Jiu-jitsu is a place that helps me get physically stronger, but also mentally and spiritually stronger. You are fully engaged and in the moment, with no other distractions. While the combination of flow and unpredictability support my feminine energy, I am learning I can remain soft in my femininity yet powerful and protective at the same time. Jiu-jitsu shows my body what it’s capable of—and it’s so much more than I ever imagined. I am the strongest I have been, and my journey is just beginning. 

While on the mat, we all play nice. 

On the door of my gym, it says, “Jiu-jitsu Is For Everyone.” Jiu-jitsu is indeed where people from every walk of life come together. There are traditionalists and rebels, quirky people, playful people, and serious people. All ages. People with developmental disabilities and physical limitations. Athletes. People with complex and strong personalities. There are all different skill levels. Some people come in with a background in wrestling or other martial arts. Others come with zero experience. Some people generally don’t like each other. None of this matters. 

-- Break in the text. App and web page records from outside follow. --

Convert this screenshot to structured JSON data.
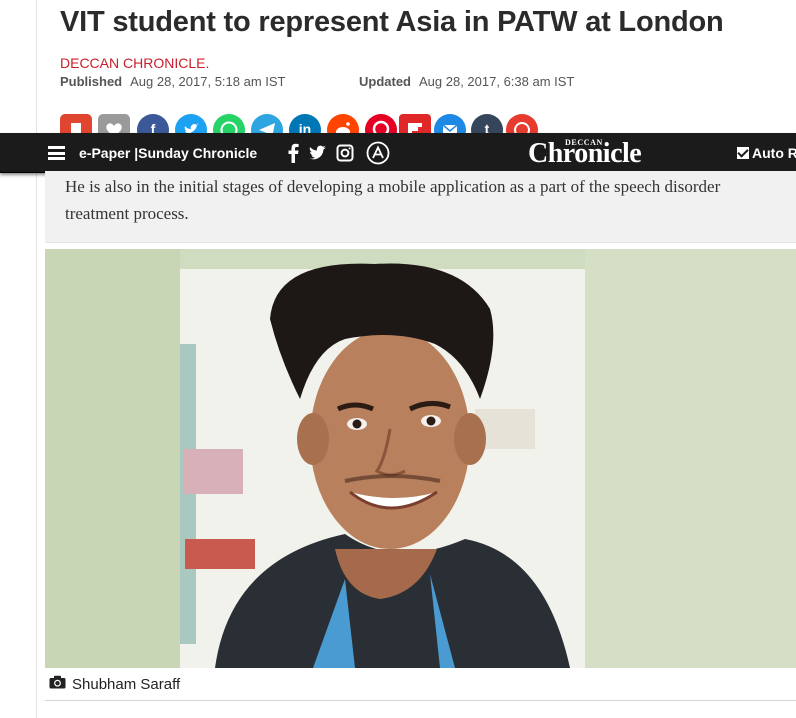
{
  "article": {
    "headline": "VIT student to represent Asia in PATW at London",
    "source": "DECCAN CHRONICLE.",
    "published_label": "Published",
    "published_value": "Aug 28, 2017, 5:18 am IST",
    "updated_label": "Updated",
    "updated_value": "Aug 28, 2017, 6:38 am IST",
    "pull_quote": "He is also in the initial stages of developing a mobile application as a part of the speech disorder treatment process.",
    "photo_caption": "Shubham Saraff"
  },
  "share_buttons": [
    {
      "icon": "bookmark-icon",
      "color": "#e0452f"
    },
    {
      "icon": "heart-icon",
      "color": "#9a9a9a"
    },
    {
      "icon": "facebook-icon",
      "glyph": "f",
      "color": "#3b5998"
    },
    {
      "icon": "twitter-icon",
      "color": "#1da1f2"
    },
    {
      "icon": "whatsapp-icon",
      "color": "#25d366"
    },
    {
      "icon": "telegram-icon",
      "color": "#2ca5e0"
    },
    {
      "icon": "linkedin-icon",
      "glyph": "in",
      "color": "#0077b5"
    },
    {
      "icon": "reddit-icon",
      "color": "#ff4500"
    },
    {
      "icon": "pinterest-icon",
      "color": "#e60023"
    },
    {
      "icon": "flipboard-icon",
      "color": "#e12828"
    },
    {
      "icon": "email-icon",
      "color": "#1e88e5"
    },
    {
      "icon": "tumblr-icon",
      "glyph": "t",
      "color": "#35465c"
    },
    {
      "icon": "yahoo-icon",
      "color": "#e63b2e"
    }
  ],
  "navbar": {
    "links_label": "e-Paper |Sunday Chronicle",
    "logo_small": "DECCAN",
    "logo_big": "Chronicle",
    "auto_label": "Auto R",
    "social_icons": [
      "facebook-icon",
      "twitter-icon",
      "instagram-icon",
      "app-store-icon"
    ]
  },
  "colors": {
    "navbar_bg": "#1b1b1b",
    "source_red": "#c8202d",
    "quote_bg": "#f1f1f1"
  }
}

For a brief moment, we all play together on the same team. Yet, underneath these layers of humanness, there’s an unspoken understanding: While on the mat, everything gets put aside, and we all play nice. This requires a level of acceptance of the human condition, which carries into other areas of life. 

When you’re on the mat, you can no longer self abandon.

The mat is where my ego has been tested—actually crushed. It’s a place where I can’t hide from anything, and my weaknesses are fully exposed. Every split decision I make is fully seen by my partner and impacts how the roll will unfold. This is a metaphor for allowing yourself to be seen in life as well. When you expose yourself like this in an art, you become more capable of being truly seen by people, the good and the bad. This transitions me to the spirituality component and shadow work. 

Jiu-jitsu has helped me face some of my shadows, those parts of myself that I pushed away and avoided. When you’re being pushed in uncomfortable ways, deep, dark, “ugly” things may surface from deep inside that ego. Damn, this part is hard to even write about. Shame. Past traumas. Insecurities. Jealousy. Fear. All those emotions we try to stifle through distraction. Yet through this process of growth and learning, I’m beginning to understand (and, dare I say, give love to) all those parts of myself. And as I accept them as parts of myself trying to protect, I experience less of an impact from them. 

Many women get into self-abandonment patterns and make themselves “smaller” to keep everyone around them happy and comfortable. When you’re on the mat, you can no longer self abandon. You must protect and defend yourself, all the while communicating (often without words) with your partner. When you stop self abandoning, you start showing up for yourself in all other areas of life. You begin to sift through bullshit easier because you are more in tune with yourself and your needs. 

You will never stop learning. 

I’m a humble two-striped white belt continuously getting crushed, with so much more learning ahead. But my confidence has skyrocketed, and in this year, I’ve experienced much growth. Each time I retain a new skill, it’s the best high ever! I’m no longer afraid to be aggressive when I need to be. The sequences of movement are beginning to click in a real way, and that feels awesome! I still doubt myself at times, and when I do, my professor will look at me and say, “you know what to do.” I love that. There are so many more ways that I anticipate growing as a person through this journey, and I realize the learning process with jiu-jitsu is never-ending. I’ve barely scratched the surface.

Jiu-jitsu has become a healthy addiction for me. My only choice is to continue showing up and watching myself unfold in continuously new ways—to slowly become the best version of myself every day. 


Please enter your comment!
Please enter your name here